[Dataset content]
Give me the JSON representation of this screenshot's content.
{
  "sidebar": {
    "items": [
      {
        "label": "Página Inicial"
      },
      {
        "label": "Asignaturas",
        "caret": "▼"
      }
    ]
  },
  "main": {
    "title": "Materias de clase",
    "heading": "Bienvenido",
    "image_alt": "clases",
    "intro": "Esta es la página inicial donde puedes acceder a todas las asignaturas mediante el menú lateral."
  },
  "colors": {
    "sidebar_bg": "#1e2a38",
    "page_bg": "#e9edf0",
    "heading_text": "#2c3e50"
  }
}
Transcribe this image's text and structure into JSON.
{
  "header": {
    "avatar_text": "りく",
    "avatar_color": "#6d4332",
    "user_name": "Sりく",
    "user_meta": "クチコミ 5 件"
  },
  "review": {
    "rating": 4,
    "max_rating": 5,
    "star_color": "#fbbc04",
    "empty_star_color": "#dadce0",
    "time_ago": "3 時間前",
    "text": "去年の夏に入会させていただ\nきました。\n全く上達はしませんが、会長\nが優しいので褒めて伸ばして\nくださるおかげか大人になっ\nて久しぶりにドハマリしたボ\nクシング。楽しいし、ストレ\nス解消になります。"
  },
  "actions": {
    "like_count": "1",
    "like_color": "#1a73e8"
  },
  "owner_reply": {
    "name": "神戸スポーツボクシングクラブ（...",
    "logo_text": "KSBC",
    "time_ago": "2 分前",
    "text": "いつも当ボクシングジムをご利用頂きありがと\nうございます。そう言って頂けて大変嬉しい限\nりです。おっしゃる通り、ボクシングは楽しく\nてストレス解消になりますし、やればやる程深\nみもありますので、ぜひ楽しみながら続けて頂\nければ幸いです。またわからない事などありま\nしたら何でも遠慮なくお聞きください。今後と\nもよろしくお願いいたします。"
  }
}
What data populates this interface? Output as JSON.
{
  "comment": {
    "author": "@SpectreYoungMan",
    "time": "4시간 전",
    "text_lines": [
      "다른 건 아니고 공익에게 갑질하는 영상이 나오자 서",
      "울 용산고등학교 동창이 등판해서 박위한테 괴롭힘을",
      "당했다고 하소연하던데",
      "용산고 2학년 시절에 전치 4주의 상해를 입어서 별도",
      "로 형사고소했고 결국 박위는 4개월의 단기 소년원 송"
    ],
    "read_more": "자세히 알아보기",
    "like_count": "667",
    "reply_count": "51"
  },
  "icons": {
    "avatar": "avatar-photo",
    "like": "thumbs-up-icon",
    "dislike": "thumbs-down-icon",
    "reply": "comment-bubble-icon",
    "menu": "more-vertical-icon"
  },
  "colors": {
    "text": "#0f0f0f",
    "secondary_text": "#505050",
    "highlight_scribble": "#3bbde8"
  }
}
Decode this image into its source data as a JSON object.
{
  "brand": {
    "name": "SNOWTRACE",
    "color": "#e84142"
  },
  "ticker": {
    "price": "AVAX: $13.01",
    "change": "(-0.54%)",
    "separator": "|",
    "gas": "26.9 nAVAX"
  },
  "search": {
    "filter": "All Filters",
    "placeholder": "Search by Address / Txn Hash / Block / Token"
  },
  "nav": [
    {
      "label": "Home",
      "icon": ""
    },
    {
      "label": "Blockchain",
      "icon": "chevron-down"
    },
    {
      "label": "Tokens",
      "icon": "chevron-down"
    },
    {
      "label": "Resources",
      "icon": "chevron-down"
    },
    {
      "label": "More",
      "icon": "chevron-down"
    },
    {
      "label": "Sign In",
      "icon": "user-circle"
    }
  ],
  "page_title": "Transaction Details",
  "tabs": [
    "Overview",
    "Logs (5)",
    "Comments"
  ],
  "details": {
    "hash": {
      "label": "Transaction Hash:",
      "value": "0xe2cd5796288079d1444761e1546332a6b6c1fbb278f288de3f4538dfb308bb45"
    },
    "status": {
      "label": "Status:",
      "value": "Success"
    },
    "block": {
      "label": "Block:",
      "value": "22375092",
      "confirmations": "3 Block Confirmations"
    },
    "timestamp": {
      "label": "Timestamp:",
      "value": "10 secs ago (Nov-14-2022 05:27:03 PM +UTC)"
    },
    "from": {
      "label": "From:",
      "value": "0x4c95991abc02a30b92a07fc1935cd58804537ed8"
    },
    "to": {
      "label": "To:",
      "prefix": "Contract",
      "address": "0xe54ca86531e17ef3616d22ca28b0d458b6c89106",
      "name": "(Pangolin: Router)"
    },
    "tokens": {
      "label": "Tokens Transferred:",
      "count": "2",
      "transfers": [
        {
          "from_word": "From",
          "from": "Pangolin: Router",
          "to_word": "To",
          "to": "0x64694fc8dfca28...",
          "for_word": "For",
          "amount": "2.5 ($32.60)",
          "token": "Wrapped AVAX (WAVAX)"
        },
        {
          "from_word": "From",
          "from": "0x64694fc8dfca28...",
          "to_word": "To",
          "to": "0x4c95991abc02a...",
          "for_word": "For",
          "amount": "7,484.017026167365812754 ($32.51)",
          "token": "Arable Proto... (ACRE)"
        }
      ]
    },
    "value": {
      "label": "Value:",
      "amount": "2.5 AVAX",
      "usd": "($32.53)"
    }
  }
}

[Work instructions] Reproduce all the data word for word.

[Answer to this problem]
Give me the JSON representation of this screenshot's content.
{
  "sidebar": {
    "items": [
      {
        "label": "Página Inicial"
      },
      {
        "label": "Asignaturas",
        "caret": "▼"
      }
    ]
  },
  "main": {
    "title": "Materias de clase",
    "heading": "Bienvenido",
    "image_alt": "clases",
    "intro": "Esta es la página inicial donde puedes acceder a todas las asignaturas mediante el menú lateral."
  },
  "colors": {
    "sidebar_bg": "#1e2a38",
    "page_bg": "#e9edf0",
    "heading_text": "#2c3e50"
  }
}
Transcribe this image's text and structure into JSON.
{
  "header": {
    "avatar_text": "りく",
    "avatar_color": "#6d4332",
    "user_name": "Sりく",
    "user_meta": "クチコミ 5 件"
  },
  "review": {
    "rating": 4,
    "max_rating": 5,
    "star_color": "#fbbc04",
    "empty_star_color": "#dadce0",
    "time_ago": "3 時間前",
    "text": "去年の夏に入会させていただ\nきました。\n全く上達はしませんが、会長\nが優しいので褒めて伸ばして\nくださるおかげか大人になっ\nて久しぶりにドハマリしたボ\nクシング。楽しいし、ストレ\nス解消になります。"
  },
  "actions": {
    "like_count": "1",
    "like_color": "#1a73e8"
  },
  "owner_reply": {
    "name": "神戸スポーツボクシングクラブ（...",
    "logo_text": "KSBC",
    "time_ago": "2 分前",
    "text": "いつも当ボクシングジムをご利用頂きありがと\nうございます。そう言って頂けて大変嬉しい限\nりです。おっしゃる通り、ボクシングは楽しく\nてストレス解消になりますし、やればやる程深\nみもありますので、ぜひ楽しみながら続けて頂\nければ幸いです。またわからない事などありま\nしたら何でも遠慮なくお聞きください。今後と\nもよろしくお願いいたします。"
  }
}
What data populates this interface? Output as JSON.
{
  "comment": {
    "author": "@SpectreYoungMan",
    "time": "4시간 전",
    "text_lines": [
      "다른 건 아니고 공익에게 갑질하는 영상이 나오자 서",
      "울 용산고등학교 동창이 등판해서 박위한테 괴롭힘을",
      "당했다고 하소연하던데",
      "용산고 2학년 시절에 전치 4주의 상해를 입어서 별도",
      "로 형사고소했고 결국 박위는 4개월의 단기 소년원 송"
    ],
    "read_more": "자세히 알아보기",
    "like_count": "667",
    "reply_count": "51"
  },
  "icons": {
    "avatar": "avatar-photo",
    "like": "thumbs-up-icon",
    "dislike": "thumbs-down-icon",
    "reply": "comment-bubble-icon",
    "menu": "more-vertical-icon"
  },
  "colors": {
    "text": "#0f0f0f",
    "secondary_text": "#505050",
    "highlight_scribble": "#3bbde8"
  }
}
Decode this image into its source data as a JSON object.
{
  "brand": {
    "name": "SNOWTRACE",
    "color": "#e84142"
  },
  "ticker": {
    "price": "AVAX: $13.01",
    "change": "(-0.54%)",
    "separator": "|",
    "gas": "26.9 nAVAX"
  },
  "search": {
    "filter": "All Filters",
    "placeholder": "Search by Address / Txn Hash / Block / Token"
  },
  "nav": [
    {
      "label": "Home",
      "icon": ""
    },
    {
      "label": "Blockchain",
      "icon": "chevron-down"
    },
    {
      "label": "Tokens",
      "icon": "chevron-down"
    },
    {
      "label": "Resources",
      "icon": "chevron-down"
    },
    {
      "label": "More",
      "icon": "chevron-down"
    },
    {
      "label": "Sign In",
      "icon": "user-circle"
    }
  ],
  "page_title": "Transaction Details",
  "tabs": [
    "Overview",
    "Logs (5)",
    "Comments"
  ],
  "details": {
    "hash": {
      "label": "Transaction Hash:",
      "value": "0xe2cd5796288079d1444761e1546332a6b6c1fbb278f288de3f4538dfb308bb45"
    },
    "status": {
      "label": "Status:",
      "value": "Success"
    },
    "block": {
      "label": "Block:",
      "value": "22375092",
      "confirmations": "3 Block Confirmations"
    },
    "timestamp": {
      "label": "Timestamp:",
      "value": "10 secs ago (Nov-14-2022 05:27:03 PM +UTC)"
    },
    "from": {
      "label": "From:",
      "value": "0x4c95991abc02a30b92a07fc1935cd58804537ed8"
    },
    "to": {
      "label": "To:",
      "prefix": "Contract",
      "address": "0xe54ca86531e17ef3616d22ca28b0d458b6c89106",
      "name": "(Pangolin: Router)"
    },
    "tokens": {
      "label": "Tokens Transferred:",
      "count": "2",
      "transfers": [
        {
          "from_word": "From",
          "from": "Pangolin: Router",
          "to_word": "To",
          "to": "0x64694fc8dfca28...",
          "for_word": "For",
          "amount": "2.5 ($32.60)",
          "token": "Wrapped AVAX (WAVAX)"
        },
        {
          "from_word": "From",
          "from": "0x64694fc8dfca28...",
          "to_word": "To",
          "to": "0x4c95991abc02a...",
          "for_word": "For",
          "amount": "7,484.017026167365812754 ($32.51)",
          "token": "Arable Proto... (ACRE)"
        }
      ]
    },
    "value": {
      "label": "Value:",
      "amount": "2.5 AVAX",
      "usd": "($32.53)"
    }
  }
}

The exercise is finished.